[Exercise instructions] Scan the material and copy out each line where the word "text" occurs.

[Task inputs]
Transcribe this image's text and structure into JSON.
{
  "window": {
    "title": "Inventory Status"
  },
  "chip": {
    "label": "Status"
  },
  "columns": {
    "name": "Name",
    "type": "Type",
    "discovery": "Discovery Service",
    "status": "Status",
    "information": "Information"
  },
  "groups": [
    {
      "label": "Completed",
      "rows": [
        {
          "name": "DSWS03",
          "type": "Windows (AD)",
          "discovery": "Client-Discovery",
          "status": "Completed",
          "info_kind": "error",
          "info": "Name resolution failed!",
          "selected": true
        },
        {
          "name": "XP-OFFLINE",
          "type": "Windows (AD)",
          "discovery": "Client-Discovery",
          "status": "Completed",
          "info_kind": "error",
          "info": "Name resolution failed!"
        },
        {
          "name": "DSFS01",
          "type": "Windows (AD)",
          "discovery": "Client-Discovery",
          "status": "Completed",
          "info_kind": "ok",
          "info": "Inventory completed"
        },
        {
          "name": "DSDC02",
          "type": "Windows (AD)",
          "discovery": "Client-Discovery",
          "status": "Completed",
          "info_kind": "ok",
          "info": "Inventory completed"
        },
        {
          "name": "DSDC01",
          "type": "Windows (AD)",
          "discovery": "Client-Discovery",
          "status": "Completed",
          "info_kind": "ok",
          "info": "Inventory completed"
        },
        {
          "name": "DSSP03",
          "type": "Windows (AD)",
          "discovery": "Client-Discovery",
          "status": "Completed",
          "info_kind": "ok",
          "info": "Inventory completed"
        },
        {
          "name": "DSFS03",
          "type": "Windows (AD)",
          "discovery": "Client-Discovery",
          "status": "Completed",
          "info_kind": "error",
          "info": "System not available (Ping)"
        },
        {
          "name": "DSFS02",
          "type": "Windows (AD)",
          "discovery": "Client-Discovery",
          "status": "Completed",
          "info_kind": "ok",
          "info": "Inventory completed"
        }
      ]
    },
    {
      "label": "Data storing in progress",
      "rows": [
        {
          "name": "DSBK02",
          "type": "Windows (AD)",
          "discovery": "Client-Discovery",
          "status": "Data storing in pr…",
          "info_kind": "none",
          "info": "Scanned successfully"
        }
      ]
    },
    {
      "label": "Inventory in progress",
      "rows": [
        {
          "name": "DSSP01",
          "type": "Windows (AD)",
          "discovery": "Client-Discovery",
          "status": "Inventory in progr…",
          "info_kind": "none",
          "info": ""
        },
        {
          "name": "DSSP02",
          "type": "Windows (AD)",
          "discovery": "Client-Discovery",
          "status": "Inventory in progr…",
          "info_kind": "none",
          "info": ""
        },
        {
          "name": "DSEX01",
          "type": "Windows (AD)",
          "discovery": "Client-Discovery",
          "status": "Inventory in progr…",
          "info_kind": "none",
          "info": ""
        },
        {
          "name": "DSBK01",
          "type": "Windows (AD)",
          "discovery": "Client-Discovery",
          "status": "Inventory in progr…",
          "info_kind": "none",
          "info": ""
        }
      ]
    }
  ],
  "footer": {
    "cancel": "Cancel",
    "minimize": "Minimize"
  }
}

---

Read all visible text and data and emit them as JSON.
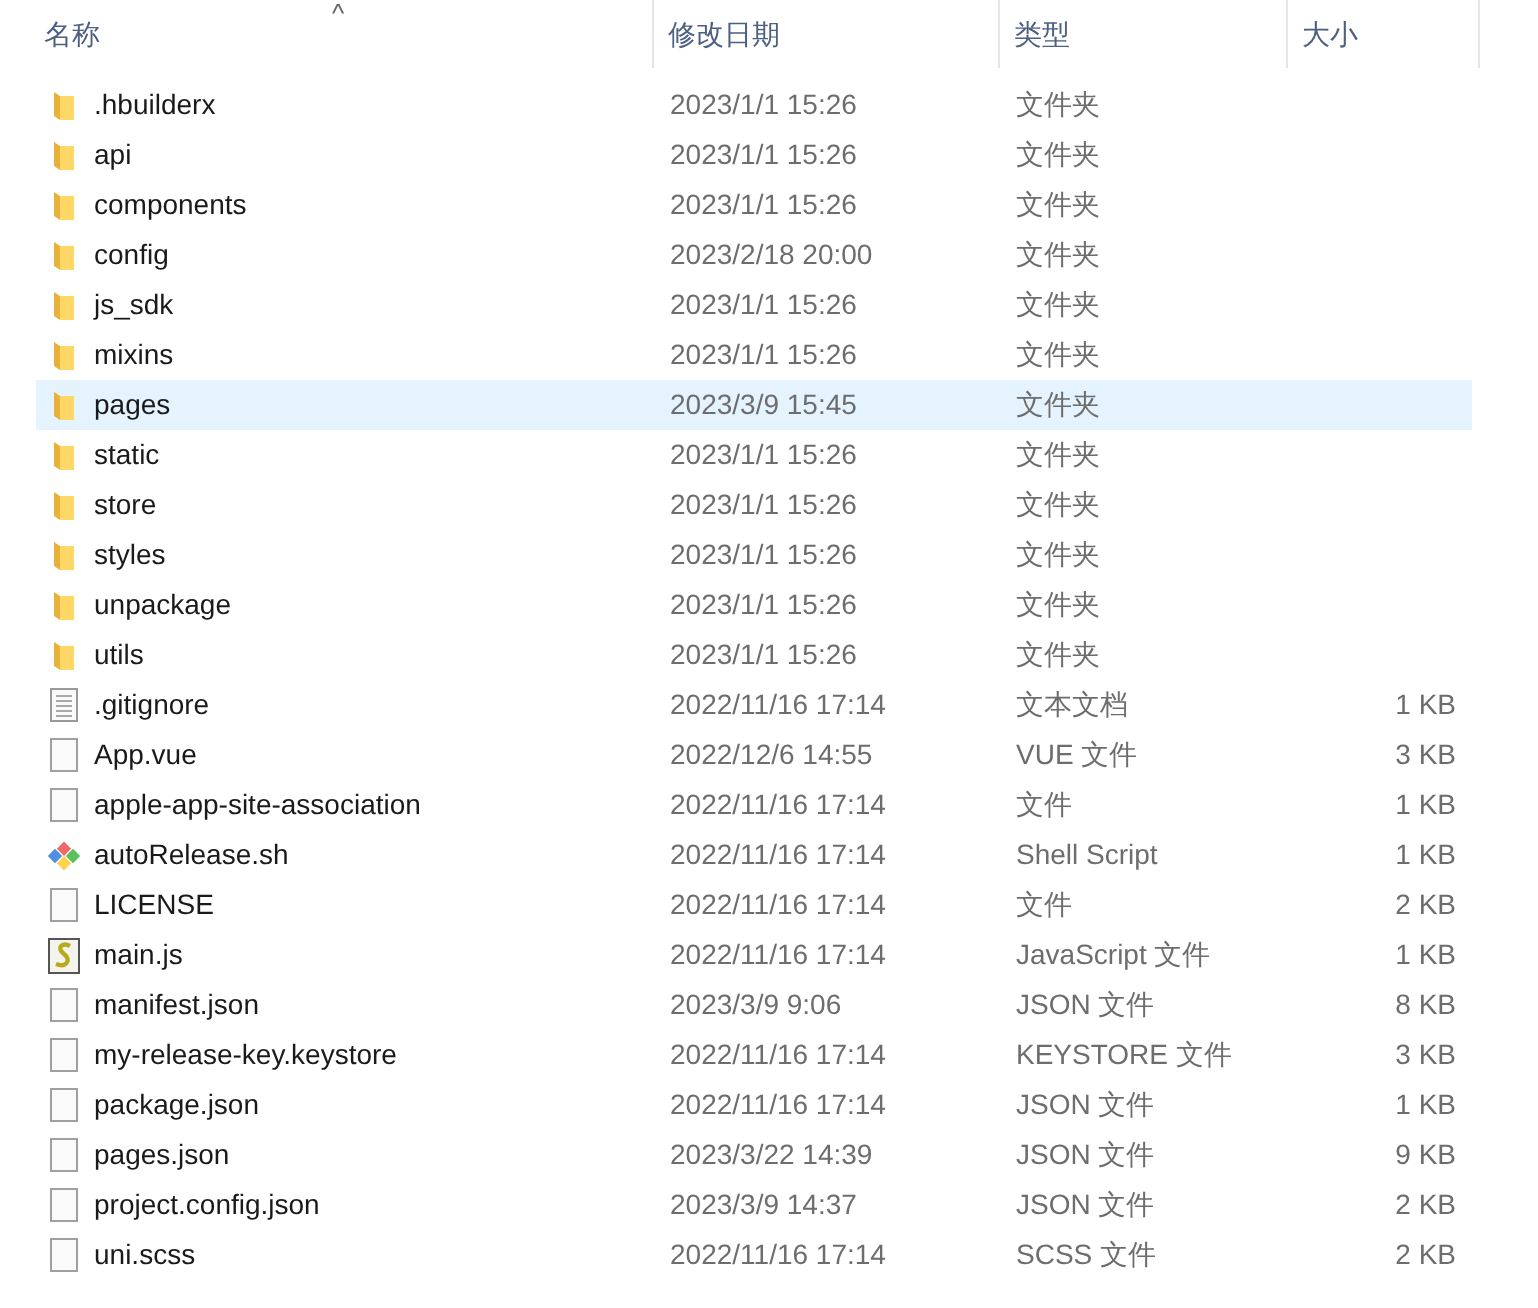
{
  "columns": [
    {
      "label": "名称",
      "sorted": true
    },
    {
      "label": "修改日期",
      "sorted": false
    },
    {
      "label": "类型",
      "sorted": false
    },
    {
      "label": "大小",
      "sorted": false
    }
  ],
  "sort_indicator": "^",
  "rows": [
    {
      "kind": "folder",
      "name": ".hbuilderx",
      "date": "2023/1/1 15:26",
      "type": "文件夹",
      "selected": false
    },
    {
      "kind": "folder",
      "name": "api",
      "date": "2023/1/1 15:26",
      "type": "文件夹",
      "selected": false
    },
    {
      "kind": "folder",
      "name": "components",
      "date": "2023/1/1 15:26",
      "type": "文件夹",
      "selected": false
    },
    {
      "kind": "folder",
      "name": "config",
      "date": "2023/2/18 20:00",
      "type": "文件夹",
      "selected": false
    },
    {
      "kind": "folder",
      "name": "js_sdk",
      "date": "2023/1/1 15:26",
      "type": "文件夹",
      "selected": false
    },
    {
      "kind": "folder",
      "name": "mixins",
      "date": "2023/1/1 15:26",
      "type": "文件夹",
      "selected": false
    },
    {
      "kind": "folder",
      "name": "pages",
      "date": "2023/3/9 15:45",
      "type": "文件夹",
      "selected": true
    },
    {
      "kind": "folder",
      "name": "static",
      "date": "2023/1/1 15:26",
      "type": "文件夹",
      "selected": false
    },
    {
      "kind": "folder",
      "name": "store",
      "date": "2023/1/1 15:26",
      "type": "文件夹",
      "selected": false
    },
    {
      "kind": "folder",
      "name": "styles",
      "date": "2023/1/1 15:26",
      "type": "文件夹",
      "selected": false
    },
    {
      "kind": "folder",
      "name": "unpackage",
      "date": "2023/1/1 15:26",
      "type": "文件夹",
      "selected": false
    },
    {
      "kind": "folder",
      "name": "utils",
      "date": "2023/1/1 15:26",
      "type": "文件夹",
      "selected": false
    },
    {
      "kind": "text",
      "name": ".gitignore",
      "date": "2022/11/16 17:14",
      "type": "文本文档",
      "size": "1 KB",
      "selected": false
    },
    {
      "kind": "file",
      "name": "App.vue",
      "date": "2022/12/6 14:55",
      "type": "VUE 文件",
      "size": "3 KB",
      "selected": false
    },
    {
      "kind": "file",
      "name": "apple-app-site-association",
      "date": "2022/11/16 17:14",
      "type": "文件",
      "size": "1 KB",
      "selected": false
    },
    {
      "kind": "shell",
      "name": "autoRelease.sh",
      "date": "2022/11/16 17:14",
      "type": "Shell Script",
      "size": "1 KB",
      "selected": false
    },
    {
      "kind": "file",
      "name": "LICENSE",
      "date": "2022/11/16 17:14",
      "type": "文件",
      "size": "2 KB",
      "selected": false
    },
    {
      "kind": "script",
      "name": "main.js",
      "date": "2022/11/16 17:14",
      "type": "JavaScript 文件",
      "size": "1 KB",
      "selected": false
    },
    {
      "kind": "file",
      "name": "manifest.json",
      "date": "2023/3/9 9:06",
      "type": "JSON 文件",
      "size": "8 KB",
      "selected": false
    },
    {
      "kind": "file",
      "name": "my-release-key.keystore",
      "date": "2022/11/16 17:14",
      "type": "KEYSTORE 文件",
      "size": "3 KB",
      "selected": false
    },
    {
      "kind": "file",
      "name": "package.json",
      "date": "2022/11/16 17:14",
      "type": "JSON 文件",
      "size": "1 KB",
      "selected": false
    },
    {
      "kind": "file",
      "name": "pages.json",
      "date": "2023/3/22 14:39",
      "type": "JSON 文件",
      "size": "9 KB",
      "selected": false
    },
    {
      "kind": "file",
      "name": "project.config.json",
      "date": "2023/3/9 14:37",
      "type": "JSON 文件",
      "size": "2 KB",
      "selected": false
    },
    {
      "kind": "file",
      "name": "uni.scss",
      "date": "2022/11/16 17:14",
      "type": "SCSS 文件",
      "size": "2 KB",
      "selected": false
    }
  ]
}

[Exercise result]
Transcribe this image's text and structure into JSON.
Read all visible text and data and emit them as JSON.
      "kind": "text",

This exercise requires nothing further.